» What you need to do
Your answer should be each line of the entries that contains the word "name", copied in full.

» Available data
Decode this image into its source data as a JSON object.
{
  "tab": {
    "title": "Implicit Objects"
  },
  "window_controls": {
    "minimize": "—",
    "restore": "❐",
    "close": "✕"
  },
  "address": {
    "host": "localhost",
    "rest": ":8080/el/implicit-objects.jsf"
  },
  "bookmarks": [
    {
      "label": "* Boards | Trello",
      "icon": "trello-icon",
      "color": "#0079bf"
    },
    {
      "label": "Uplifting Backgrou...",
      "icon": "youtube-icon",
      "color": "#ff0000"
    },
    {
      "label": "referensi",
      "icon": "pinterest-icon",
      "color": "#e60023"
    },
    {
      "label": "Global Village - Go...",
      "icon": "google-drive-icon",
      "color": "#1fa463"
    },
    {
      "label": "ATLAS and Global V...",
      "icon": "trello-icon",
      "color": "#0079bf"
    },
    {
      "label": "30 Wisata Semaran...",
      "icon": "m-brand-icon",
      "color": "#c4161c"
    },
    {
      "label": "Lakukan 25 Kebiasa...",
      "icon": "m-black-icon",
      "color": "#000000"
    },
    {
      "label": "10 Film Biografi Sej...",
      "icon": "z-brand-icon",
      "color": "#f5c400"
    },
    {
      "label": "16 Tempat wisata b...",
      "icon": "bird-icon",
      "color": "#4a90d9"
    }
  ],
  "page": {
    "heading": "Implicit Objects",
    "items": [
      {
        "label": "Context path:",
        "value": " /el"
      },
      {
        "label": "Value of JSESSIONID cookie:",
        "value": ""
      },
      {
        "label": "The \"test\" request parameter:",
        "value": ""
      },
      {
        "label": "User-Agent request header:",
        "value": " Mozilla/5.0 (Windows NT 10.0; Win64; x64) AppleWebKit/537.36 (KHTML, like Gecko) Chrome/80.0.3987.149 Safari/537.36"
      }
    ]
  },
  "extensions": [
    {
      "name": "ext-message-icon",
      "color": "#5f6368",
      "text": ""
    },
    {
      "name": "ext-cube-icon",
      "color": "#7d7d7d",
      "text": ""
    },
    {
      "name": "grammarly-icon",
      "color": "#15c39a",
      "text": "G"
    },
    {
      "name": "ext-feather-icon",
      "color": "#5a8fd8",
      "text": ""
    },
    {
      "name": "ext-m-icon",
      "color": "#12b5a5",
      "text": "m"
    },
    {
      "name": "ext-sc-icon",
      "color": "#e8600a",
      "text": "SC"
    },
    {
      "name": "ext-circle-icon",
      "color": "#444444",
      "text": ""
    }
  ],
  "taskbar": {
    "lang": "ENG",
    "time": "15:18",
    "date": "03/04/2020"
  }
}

» Answer for this exercise
      "name": "ext-message-icon",
      "name": "ext-cube-icon",
      "name": "grammarly-icon",
      "name": "ext-feather-icon",
      "name": "ext-m-icon",
      "name": "ext-sc-icon",
      "name": "ext-circle-icon",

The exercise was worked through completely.